Cyclone Driscoll has come and gone

Mark Driscoll, senior pastor at Mars Hill Church Seattle, has been in Australia for the past month on holiday with family and, more recently, flying around to the many speaking engagements he’s been booked for (30 in 11 days). His popularity and almost celebrity status was a great draw card to the many events he has spoken at. Not hard to imagine from a man who started Mars Hill Church at 25 (with only 12 people + his family) and now a decade later oversees 17 Sunday services at 6 different locations (via satellite feed) and almost 8000 people in attendance each week.

Whilst he has stirred up some controversies on the internet over various statements and tid bits in the past, Mark is better known in evangelical circles as the pastor who has been able to connect culture and faithful biblical doctrine. The great problem, as Mark sees it, is that churches too often have one or the other – they are either too culturally sensitive (and lose biblical faithfulness) or they are biblically faithful (but lack cultural awareness and are seen as old and outdated). Hence the problem with many evangelical churches is even though they preach and teach biblically sound doctrine, their service and their understanding of the culture around them is weak – so they are seen as irrelevant. The flip side has been the rise in the ’emergent/emerging’ church movement (for instance, Rob Bell and his unaffliated Mars Hill Church in Michigan) which has sought to be culturally relevant at the expense of biblical faithfulness.

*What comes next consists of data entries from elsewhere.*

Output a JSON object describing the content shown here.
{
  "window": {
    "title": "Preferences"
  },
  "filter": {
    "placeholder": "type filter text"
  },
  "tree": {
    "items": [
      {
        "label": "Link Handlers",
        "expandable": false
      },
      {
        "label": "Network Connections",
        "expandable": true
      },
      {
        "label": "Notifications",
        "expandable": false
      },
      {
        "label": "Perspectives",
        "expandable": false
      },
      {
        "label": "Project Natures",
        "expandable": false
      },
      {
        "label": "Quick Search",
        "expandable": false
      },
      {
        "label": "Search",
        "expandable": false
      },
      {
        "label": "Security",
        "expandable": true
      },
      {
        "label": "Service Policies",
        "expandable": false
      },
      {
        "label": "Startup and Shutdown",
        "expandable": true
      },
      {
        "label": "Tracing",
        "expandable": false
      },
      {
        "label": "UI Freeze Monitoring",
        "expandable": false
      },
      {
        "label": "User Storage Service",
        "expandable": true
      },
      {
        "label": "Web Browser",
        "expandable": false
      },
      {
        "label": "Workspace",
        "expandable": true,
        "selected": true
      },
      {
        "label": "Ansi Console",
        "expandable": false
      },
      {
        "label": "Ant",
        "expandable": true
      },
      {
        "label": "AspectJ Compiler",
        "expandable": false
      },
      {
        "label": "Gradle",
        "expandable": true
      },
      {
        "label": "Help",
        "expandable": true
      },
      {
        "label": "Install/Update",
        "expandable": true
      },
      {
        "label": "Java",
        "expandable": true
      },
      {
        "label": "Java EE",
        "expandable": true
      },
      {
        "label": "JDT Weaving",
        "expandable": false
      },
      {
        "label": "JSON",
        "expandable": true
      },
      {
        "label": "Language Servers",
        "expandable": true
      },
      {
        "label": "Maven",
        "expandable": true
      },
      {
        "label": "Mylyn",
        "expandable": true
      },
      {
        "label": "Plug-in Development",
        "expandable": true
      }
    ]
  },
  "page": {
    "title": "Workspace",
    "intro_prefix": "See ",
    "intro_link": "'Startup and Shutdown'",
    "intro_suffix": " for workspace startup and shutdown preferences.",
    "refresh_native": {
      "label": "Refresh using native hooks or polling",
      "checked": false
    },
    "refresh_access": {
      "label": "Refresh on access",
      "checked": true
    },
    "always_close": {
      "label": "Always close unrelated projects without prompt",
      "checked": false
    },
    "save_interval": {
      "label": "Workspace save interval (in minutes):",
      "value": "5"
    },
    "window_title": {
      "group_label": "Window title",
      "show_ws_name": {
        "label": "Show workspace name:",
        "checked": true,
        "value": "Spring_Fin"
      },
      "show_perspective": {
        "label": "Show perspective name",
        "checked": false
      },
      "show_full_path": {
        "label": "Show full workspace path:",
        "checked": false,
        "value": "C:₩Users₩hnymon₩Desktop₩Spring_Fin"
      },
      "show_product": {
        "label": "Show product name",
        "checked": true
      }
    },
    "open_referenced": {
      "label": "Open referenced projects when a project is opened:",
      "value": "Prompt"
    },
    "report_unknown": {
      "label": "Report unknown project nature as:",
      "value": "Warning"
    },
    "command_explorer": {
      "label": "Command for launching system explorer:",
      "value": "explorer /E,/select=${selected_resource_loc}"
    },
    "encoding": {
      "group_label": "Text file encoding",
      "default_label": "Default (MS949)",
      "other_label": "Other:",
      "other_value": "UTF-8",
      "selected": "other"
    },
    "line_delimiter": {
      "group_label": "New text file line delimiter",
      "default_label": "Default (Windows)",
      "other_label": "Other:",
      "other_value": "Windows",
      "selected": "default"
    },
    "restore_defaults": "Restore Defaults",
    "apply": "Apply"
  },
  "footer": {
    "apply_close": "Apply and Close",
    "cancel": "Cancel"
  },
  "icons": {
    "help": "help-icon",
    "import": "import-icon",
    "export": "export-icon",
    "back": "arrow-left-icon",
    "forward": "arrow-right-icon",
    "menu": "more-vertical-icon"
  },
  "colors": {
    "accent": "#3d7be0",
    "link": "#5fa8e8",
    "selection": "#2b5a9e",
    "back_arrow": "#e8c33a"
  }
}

Here are Mark’s own words in regards to being relevant, yet also being faithful:

There is a strong drift toward the hard theological left. Some emergent types [want] to recast Jesus as a limp-wrist hippie in a dress with a lot of product in His hair, who drank decaf and made pithy Zen statements about life while shopping for the perfect pair of shoes. In Revelation, Jesus is a prize fighter with a tattoo down His leg, a sword in His hand and the commitment to make someone bleed. That is a guy I can worship. I cannot worship the hippie, diaper, halo Christ because I cannot worship a guy I can beat up. I fear some are becoming more cultural than Christian, and without a big Jesus who has authority and hates sin as revealed in the Bible, we will have less and less Christians, and more and more confused, spiritually self-righteous blogger critics of Christianity. (source here)

Biblically faithful? Certainly. Culturally relevant terms? Spot on.

So QTC invited Mark to come and give some lectures on both culture and missions. His lectures were entertaining, insightful and incredibly practical. I’m going to post some more thoughts at our Pastoral Apprenticeship Blog soon.

That evening Mark then spoke at North Side Christian College to a group of men from around Brisbane. The event was promoted initially as ‘300 Men For Jesus‘. A Michtelton Presbyterian effort to get 300 of their men to come and hear Mark speak frankly about biblical manhood. News of the event spread quicker than anticpated and a larger venue had to be found. In the end over 900 men turned up to hear what this biblically faithful and culturally relevant pastor had to say about being a man.

Initially the talk was titled, ‘Burn Your Plastic Jesus’ – which he had given at the Sydney Enternatinment centre the night before (to, apparently 10,000 people), but slightly more focused towards men. However he instead got up and preached from Genesis 1-3.

How was it? Well, some seemed to have been greatly impacted by it (eg, here and here – for my Asian friends who read this blog and know these people…). Others seemed to have gotten off on the wrong foot with Mark and didn’t quite enjoy it, to say the least (Note: a more balanced view from that last blogger has been recently posted and it would be worthwhile checking that out).

Rave reviews and criticism aside there were a few things everyone could agree on:

1. Mark spoke clearly and faithfully from Genesis 1-3.
2. His talk comforted those who were struggling and unsettled those who thought otherwise.
3. Like it or not, it was a challenging talk.

I personally found it challenging. Not primarily because Mark spoke abundantly about marriage, but because I’m sinful (with an overstated view of myself) and need to hear the hard word spoken to me directly. Mark’s talk to men was hard and straight forward. How we responded to it is probably more indicative of our heart rather than what Mark said. I also found the talk encouraging and as I left for home I found myself (as my recent facebook profile status announced) ‘slapped in the face, rebuked, challenged and given new energy to love and serve my sanctifying wife!’ I learnt so much about what it means to think of myself has head of the household and how to love and serve my wife and family.

I’ve ordered the DVD if you wish to see it (or re-watch it to see if there was anything you missed), let me know.

Published bySteven

Steven grew up in a nominal Buddhist home, was introduced to Jesus in early university and after lengthy debate and reading came to realise that Jesus made more sense of life, meaning, morality and our ultimate destiny. Graduating from Queensland Theological College in 2011, Steven is a Pastor at his home church, SLE Church, in Brisbane, Queensland. Steven is also husband to Steph, father to Jayden, Janessa, and Eliza, and part time blogger. He also loves a good New Zealand Pinot Noir, Australian craft beer, and coffee. Though preferably not mixed together.